__Provided records__
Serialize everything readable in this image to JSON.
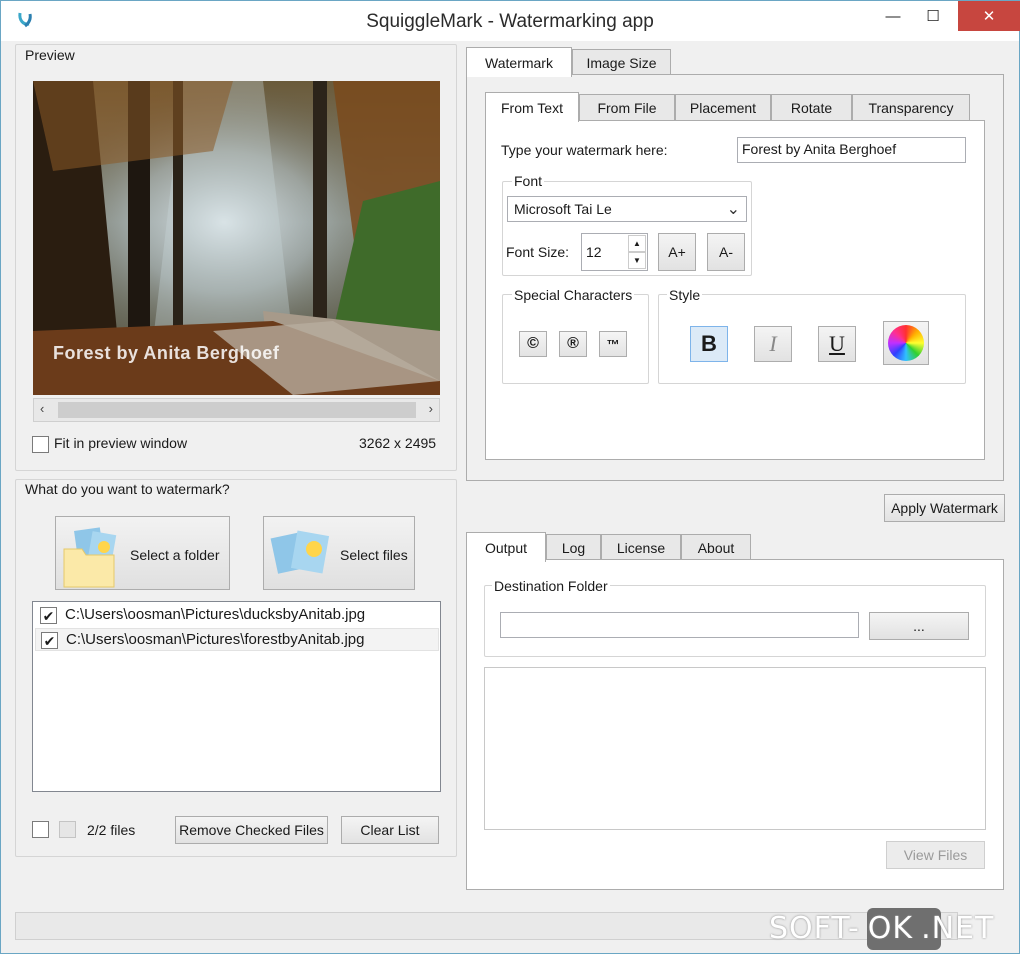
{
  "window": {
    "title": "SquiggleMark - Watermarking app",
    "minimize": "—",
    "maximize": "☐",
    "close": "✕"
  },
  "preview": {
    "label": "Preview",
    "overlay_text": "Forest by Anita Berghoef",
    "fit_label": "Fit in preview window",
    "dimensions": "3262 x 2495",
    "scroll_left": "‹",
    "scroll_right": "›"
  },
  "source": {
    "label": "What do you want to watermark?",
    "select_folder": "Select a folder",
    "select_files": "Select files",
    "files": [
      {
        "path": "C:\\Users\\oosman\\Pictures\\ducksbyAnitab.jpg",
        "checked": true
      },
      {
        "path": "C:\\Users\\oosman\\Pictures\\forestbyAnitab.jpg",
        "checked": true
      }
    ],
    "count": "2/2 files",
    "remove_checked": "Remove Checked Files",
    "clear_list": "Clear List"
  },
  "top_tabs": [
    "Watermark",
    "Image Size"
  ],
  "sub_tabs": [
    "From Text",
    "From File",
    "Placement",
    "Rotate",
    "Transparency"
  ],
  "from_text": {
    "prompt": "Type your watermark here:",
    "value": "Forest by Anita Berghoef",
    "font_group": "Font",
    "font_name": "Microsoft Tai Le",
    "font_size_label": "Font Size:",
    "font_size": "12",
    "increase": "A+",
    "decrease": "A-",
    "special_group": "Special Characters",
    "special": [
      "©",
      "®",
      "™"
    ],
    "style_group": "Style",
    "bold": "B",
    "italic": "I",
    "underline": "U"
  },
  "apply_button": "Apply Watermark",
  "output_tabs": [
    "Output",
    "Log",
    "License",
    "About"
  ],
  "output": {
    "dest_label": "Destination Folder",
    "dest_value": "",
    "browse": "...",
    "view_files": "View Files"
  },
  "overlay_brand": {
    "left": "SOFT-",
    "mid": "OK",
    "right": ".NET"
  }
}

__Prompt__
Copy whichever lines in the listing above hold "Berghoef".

__Answer for the task__
    "overlay_text": "Forest by Anita Berghoef",
    "value": "Forest by Anita Berghoef",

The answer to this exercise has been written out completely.